Prior to the downturn the consensus in the real estate industry was that the days of the traditional regional mall were over. But a funny thing has happened: The recession has thrown a wrench into that theory.
Many of the concepts that were supposed to replace the regional mall, such as lifestyle centers and vertical mixed-use centers, suffered because of their reliance on discretionary tenants and limited trade area pulls, industry insiders say. Meanwhile, regional malls emerged from the downturn in relatively good shape.
In the first quarter of 2010, regional malls posted an average vacancy rate of 6.0 percent, a 130 basis points below the vacancy rate for specialty centers and 170 basis points below the vacancy rate for U.S. retail space overall, according to a report from the CoStar Group, a Bethesda, Md.–based research firm. The quoted rental rate for malls is at $21.25 per square foot, above the quoted rate of $16.27 per square foot for all retail properties.

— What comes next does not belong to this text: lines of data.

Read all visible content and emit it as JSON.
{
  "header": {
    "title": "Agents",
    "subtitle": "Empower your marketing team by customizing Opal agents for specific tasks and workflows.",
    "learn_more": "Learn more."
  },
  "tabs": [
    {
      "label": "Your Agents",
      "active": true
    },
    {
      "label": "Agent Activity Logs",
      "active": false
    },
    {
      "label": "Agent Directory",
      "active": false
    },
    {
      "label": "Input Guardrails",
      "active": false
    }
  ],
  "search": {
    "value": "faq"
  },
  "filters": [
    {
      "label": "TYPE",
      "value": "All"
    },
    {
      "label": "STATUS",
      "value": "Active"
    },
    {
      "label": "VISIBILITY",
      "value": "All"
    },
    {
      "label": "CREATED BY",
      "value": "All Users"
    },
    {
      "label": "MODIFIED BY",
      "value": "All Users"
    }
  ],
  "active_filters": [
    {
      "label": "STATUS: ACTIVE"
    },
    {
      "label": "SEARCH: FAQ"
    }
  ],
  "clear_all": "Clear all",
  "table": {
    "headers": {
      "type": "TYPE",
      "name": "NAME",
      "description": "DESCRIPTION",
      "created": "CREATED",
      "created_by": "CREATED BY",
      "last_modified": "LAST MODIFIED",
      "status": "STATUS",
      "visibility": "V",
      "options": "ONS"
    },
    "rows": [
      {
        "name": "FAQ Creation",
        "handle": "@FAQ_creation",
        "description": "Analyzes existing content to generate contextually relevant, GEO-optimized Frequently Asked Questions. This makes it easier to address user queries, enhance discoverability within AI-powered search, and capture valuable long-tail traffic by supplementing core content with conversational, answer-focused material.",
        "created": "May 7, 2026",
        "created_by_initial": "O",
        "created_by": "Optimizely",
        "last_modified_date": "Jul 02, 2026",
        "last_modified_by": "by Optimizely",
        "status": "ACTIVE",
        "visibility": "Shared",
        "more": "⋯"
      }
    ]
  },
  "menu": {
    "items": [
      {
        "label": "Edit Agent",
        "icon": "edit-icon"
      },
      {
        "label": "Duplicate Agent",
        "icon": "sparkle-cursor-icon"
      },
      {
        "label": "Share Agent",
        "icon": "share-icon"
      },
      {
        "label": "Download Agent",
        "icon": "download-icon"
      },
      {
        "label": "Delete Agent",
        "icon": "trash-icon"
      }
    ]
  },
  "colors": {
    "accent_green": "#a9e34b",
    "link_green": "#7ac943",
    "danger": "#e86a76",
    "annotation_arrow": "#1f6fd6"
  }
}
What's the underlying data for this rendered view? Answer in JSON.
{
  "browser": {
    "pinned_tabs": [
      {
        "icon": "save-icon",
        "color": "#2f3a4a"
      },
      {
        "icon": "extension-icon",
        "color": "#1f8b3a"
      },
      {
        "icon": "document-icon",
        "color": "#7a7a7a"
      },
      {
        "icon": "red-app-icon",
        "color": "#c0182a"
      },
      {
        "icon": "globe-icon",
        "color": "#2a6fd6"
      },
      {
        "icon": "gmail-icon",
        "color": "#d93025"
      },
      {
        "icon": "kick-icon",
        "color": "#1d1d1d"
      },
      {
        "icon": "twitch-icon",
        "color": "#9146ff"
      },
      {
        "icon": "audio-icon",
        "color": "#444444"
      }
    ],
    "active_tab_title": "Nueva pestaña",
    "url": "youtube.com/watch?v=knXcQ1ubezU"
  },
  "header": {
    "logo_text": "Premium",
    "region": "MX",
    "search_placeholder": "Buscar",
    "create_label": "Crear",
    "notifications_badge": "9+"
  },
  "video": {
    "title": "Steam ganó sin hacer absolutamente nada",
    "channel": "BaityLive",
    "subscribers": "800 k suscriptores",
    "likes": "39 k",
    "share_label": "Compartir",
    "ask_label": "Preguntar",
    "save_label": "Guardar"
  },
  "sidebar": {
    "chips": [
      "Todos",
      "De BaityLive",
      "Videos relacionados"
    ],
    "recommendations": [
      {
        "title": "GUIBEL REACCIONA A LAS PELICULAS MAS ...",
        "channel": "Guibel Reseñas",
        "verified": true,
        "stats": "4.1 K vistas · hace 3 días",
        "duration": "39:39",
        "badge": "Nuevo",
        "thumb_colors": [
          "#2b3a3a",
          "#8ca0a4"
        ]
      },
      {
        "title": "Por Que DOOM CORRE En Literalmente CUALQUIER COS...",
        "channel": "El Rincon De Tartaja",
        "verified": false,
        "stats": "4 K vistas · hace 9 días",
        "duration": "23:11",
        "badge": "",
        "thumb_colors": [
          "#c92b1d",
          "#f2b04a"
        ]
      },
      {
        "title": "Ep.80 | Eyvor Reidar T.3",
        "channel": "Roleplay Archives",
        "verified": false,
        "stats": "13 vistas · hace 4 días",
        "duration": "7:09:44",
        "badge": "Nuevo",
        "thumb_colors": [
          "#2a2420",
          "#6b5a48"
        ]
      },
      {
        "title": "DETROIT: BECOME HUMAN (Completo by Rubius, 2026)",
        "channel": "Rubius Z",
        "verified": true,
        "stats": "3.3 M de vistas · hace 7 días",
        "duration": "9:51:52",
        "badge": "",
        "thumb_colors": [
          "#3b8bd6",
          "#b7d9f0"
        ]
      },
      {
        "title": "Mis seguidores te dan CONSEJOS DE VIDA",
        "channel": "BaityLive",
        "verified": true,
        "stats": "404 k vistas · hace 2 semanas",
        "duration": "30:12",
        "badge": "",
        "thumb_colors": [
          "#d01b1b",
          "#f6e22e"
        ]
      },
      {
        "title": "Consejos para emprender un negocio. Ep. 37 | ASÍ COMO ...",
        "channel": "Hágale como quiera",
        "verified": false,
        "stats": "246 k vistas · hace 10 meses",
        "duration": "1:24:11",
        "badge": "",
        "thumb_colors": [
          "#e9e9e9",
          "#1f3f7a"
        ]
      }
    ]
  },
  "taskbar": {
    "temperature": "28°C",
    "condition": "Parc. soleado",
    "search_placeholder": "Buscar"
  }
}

That’s led the industry to look at regional malls with renewed respect, says Darrell Pattison, director of design with ka architecture, a Cleveland–based firm. “We are seeing a greater emphasis on enclosed environment, air-conditioned spaces,” he notes. “The enclosed mall properties are the ones that seem to be making the resurgence first.”